**Work order**
If a line of the records contains the string "price", copy it out.
────────────────────
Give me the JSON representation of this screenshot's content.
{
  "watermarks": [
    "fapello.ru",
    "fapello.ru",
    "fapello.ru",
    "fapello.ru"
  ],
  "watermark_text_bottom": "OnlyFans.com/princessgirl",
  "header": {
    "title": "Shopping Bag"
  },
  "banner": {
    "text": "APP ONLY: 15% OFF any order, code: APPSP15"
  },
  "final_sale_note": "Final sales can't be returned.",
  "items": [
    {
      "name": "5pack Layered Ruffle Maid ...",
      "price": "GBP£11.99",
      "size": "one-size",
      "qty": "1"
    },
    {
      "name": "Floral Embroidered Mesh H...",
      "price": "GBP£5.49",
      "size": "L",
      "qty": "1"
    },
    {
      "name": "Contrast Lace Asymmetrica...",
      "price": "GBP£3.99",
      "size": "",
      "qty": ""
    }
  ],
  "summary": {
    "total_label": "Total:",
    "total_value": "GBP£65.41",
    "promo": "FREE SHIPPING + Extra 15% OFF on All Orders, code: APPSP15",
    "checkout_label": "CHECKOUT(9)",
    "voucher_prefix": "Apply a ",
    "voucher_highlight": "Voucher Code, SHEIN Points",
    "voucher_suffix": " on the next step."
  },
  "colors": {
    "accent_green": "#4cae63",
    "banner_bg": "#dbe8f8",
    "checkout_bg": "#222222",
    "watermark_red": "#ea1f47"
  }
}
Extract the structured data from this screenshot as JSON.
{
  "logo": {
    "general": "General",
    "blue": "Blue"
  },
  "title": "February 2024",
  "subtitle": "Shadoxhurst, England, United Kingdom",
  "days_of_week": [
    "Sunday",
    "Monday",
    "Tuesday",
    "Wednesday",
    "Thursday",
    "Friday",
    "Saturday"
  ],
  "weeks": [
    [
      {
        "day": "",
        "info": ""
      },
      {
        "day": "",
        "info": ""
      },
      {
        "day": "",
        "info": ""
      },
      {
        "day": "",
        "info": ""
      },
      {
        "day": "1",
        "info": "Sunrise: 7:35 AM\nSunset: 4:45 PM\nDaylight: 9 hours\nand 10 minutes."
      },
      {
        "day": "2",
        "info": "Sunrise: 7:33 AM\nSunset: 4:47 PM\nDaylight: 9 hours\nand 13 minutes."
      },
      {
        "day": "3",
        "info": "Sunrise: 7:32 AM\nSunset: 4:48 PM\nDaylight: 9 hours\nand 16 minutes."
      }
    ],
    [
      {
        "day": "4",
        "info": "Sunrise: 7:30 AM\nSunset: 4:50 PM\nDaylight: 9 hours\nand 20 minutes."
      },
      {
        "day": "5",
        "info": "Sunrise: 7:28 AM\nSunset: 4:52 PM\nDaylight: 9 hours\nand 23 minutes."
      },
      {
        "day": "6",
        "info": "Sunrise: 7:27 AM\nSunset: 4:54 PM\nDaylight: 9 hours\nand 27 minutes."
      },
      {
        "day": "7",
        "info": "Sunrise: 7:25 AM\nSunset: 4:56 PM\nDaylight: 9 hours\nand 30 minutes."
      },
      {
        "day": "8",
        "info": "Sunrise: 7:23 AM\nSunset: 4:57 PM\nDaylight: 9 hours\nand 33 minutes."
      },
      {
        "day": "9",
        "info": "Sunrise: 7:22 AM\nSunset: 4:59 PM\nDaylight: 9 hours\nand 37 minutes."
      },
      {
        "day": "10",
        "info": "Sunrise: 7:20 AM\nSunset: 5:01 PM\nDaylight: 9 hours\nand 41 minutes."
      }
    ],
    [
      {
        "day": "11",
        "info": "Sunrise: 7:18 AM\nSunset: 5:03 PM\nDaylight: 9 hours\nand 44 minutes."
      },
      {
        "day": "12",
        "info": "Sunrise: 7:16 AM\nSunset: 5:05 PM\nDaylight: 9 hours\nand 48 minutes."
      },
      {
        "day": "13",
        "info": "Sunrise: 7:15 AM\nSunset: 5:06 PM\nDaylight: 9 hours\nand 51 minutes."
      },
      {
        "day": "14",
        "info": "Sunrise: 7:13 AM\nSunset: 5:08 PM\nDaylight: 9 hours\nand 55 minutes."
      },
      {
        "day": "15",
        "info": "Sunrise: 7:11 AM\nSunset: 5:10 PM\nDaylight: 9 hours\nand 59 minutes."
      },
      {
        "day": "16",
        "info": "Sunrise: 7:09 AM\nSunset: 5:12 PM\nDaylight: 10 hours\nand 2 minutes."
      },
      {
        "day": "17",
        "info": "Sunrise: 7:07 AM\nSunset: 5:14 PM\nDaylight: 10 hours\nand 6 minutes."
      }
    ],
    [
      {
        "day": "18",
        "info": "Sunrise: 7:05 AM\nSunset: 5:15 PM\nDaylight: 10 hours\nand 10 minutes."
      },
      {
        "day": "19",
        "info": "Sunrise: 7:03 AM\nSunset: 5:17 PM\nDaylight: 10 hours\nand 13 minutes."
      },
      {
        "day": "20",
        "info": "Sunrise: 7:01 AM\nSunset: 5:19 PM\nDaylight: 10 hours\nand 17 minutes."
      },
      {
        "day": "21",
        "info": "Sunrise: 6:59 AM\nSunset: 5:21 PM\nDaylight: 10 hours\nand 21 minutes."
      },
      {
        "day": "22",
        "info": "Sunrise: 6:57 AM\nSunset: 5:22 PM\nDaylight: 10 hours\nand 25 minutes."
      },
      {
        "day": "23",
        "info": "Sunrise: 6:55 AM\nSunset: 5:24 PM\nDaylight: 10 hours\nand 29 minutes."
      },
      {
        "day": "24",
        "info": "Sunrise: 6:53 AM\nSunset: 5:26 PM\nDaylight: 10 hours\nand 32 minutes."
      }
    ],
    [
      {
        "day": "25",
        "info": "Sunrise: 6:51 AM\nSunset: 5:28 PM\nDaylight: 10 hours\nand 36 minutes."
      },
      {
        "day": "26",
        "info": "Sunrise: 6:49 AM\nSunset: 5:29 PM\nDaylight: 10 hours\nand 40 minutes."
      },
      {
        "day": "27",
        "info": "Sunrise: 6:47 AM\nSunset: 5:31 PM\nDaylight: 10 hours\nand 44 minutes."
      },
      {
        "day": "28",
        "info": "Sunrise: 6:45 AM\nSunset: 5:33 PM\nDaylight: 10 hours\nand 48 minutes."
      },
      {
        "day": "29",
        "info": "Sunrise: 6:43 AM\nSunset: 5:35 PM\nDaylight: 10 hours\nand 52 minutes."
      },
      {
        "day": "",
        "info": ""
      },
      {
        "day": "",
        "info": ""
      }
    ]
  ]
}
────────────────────
**Solution to this exercise**
      "price": "GBP£11.99",
      "price": "GBP£5.49",
      "price": "GBP£3.99",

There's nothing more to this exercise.